- _Your task_
Could you filter the records below and return each line that holds "vaccine"?

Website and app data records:
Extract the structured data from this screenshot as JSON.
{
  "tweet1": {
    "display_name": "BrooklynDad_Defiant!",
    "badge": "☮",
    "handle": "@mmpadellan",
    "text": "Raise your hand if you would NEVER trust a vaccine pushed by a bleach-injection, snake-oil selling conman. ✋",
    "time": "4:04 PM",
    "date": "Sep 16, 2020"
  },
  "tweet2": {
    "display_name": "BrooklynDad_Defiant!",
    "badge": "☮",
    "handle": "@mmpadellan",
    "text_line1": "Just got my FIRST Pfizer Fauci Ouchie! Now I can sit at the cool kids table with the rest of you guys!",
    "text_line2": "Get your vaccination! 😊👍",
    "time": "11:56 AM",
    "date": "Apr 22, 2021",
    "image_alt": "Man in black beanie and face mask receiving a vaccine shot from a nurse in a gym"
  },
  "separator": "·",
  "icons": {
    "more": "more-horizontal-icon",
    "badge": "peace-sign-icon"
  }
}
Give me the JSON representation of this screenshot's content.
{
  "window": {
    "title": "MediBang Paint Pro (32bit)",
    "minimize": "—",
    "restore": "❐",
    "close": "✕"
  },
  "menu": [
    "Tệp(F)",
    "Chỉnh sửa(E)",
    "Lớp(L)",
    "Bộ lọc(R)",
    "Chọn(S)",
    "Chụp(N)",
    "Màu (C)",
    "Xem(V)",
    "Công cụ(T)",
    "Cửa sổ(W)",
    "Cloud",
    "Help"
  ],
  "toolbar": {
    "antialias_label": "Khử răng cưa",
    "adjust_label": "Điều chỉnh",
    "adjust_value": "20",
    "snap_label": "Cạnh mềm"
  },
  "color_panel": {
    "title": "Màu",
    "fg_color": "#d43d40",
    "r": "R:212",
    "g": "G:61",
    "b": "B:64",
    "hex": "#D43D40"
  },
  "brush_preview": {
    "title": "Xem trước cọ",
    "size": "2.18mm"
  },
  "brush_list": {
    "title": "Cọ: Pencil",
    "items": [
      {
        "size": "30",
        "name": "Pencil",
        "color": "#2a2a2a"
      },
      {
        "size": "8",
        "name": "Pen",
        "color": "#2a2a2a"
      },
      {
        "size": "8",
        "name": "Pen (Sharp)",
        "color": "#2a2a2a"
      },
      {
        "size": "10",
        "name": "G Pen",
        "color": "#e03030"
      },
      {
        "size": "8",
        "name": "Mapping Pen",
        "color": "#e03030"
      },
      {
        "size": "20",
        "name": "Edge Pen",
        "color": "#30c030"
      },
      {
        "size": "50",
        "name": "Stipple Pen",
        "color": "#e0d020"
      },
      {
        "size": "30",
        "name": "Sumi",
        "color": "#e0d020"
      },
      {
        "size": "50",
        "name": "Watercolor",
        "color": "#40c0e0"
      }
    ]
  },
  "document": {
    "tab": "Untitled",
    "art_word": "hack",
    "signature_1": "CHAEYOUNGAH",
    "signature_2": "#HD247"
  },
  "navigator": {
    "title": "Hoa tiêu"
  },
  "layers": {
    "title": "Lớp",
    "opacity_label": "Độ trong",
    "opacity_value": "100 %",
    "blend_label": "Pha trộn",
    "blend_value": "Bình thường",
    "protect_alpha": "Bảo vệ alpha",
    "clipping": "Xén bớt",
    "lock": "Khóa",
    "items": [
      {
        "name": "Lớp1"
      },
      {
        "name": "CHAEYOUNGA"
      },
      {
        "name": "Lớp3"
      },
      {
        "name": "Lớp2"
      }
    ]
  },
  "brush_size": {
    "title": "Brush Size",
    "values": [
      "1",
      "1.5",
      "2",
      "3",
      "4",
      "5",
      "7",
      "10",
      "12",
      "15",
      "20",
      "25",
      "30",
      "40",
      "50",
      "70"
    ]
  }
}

- _Written solution_
    "text": "Raise your hand if you would NEVER trust a vaccine pushed by a bleach-injection, snake-oil selling conman. ✋",
    "image_alt": "Man in black beanie and face mask receiving a vaccine shot from a nurse in a gym"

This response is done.